If you use the accrual basis method, account for adjusting journal entries for periodic expenses and income. For example, when rent is paid throughout the year, a monthly adjusting entry must be made to recognize the costs incurred. This ensures that income and expenses are matched accurately over the period presented in the financial statements.
After the adjusting entries are made, an adjusted trial balance is prepared to confirm that the debits and credits match the adjusting entries. An adjusted trial balance is the most accurate record of your financial activity.
6. Financial statement generation
Once you’ve prepared the adjusted trial balance, you can now generate financial statements.
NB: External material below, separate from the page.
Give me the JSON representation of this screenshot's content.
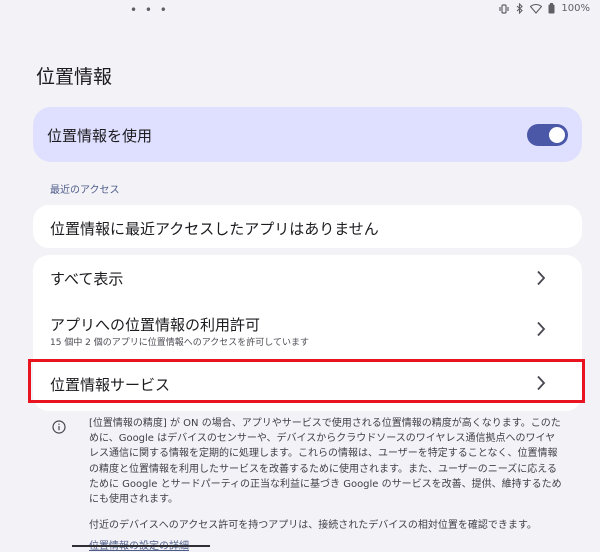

Below are the three standard financial statements used in business:
A snapshot of your company's assets, liabilities, and the owner or shareholder equity for a specific period of time.
Income/profit and loss statement
A summary of your company’s revenues and expenses during a specific time period.
Cash flow statement
A cash flow statement analyzes your business’s operating, financing, and investing activities to show how and where you receive and spend money. With accounting software, you can automatically generate these financial statements in no time.
7. Bank reconciliation
Bank reconciliation is the process of reconciling your book balance with your bank cash balance. It compares your cash disbursements to your overall bank statement and helps keep your business records consistent.
With electronic banking making managing your bank accounts easier, you may be tempted to skip this step. But please don't. Reconciling your bank accounts on a monthly basis is essential and should be done regularly.
Completing a bank reconciliation not only helps you identify items that need to be included in your general ledger but also pinpoints any bank errors. With cloud-based accounting software, reconciling bank accounts is so much simpler and can be done in just a few seconds.
8. Tax compliance
Taxes are unavoidable. Fortunately, they are easy to prepare with accounting software. But first, you need to educate yourself about your business's tax obligations, keep accurate records, and set aside income (or pay taxes quarterly).
Although accounting software is practical enough to help you calculate taxes, we suggest that you work with an accounting firm to ensure your business follows proper tax procedures and laws.
Whether you file your own business taxes or hire an accounting firm, you must be able to produce accurate financial information that covers the entire fiscal year. You can do this more easily if you have recorded your financial activities throughout the year. At the end of the year, you should be able to summarize your business income, expenses, debts, losses, etc.
9. Payroll management
Payroll is another tedious yet required part of accounting. Thankfully, you can now automate this process using payroll management software. It helps you automatically calculate salaries and deduct them to cover payroll taxes. It also enables you to set up a payroll schedule and ensure you’re withholding the correct taxes.
10. Invoice management
Invoices are prepared based on the product or service sold and must be created and sent quickly. The sooner your invoices are sent, and the better for your cash flow and peace of mind.
By creating an invoice, you have also made a record of the money owed to your business. When your customer pays an invoice, you can mark it as paid and consider the money part of your income.
In the same way, other businesses may send invoices to your business when you purchase goods from them. You can save these invoices billing records and mark them as paid after you pay them.
You can automate your invoice management using invoicing software like ScaleOcean e-Invoicing. With e-invoicing, you can easily send invoices directly to customers without any postage costs. Not only that, but it gives clients an easy way to pay online.
You can also set up recurring payments, which is convenient if you’re working on a long-term project or running a subscription-based business.
Accounting may seem a daunting mountain to climb, but it's not that complicated once you understand the principles. From registering a business bank account to understanding your company's tax obligations, mastering the discipline of accounting can only help your business grow better.